- Opening Delimiter -

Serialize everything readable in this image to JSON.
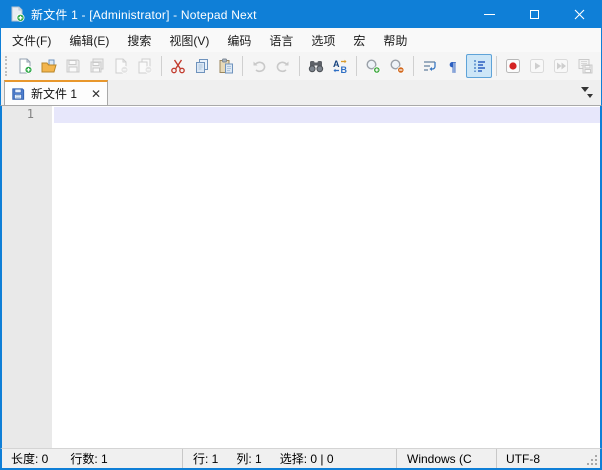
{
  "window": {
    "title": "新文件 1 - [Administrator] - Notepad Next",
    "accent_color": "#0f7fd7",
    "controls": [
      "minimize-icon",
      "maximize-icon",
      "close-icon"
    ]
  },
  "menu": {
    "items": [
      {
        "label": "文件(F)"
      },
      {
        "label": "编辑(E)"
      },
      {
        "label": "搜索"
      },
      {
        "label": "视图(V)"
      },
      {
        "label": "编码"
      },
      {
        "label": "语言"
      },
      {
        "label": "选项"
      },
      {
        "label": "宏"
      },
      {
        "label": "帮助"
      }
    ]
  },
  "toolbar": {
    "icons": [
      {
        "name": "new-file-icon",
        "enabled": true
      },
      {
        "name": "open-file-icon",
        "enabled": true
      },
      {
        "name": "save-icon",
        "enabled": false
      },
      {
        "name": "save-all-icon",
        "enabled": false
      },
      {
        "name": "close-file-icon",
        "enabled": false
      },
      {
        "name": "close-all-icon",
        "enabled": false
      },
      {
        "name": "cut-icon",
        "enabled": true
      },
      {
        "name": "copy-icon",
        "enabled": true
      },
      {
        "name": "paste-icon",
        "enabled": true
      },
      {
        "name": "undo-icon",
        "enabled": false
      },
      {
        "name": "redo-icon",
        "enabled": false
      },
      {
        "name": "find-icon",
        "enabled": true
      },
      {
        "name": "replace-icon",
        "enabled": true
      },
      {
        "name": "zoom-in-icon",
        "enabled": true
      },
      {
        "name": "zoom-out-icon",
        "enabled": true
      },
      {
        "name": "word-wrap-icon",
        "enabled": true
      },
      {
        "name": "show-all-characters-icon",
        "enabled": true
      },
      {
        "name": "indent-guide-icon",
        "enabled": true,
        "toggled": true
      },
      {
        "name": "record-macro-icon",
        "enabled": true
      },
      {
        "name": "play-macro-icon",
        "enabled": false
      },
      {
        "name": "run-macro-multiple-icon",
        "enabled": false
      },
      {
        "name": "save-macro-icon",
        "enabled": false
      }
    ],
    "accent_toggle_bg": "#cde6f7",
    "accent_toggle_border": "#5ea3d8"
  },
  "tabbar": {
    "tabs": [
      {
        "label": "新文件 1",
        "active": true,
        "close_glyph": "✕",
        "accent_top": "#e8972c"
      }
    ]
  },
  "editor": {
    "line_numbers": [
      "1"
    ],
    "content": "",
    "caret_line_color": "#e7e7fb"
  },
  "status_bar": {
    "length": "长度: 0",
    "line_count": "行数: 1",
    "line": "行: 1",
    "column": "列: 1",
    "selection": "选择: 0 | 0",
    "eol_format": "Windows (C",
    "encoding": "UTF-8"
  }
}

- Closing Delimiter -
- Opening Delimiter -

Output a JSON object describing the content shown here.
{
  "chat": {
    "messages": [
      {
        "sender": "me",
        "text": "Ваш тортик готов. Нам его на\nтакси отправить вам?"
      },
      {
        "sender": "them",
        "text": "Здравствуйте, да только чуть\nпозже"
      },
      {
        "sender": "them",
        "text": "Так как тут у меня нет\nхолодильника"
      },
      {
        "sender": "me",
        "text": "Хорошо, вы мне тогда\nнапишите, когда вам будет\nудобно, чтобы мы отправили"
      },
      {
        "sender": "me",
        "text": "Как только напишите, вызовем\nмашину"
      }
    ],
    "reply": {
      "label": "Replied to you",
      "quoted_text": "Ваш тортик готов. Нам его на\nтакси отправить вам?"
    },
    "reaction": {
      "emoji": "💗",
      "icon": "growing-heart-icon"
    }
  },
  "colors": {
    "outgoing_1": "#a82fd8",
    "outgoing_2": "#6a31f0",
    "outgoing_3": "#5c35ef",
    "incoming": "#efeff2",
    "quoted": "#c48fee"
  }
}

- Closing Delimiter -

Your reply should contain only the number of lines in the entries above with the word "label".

11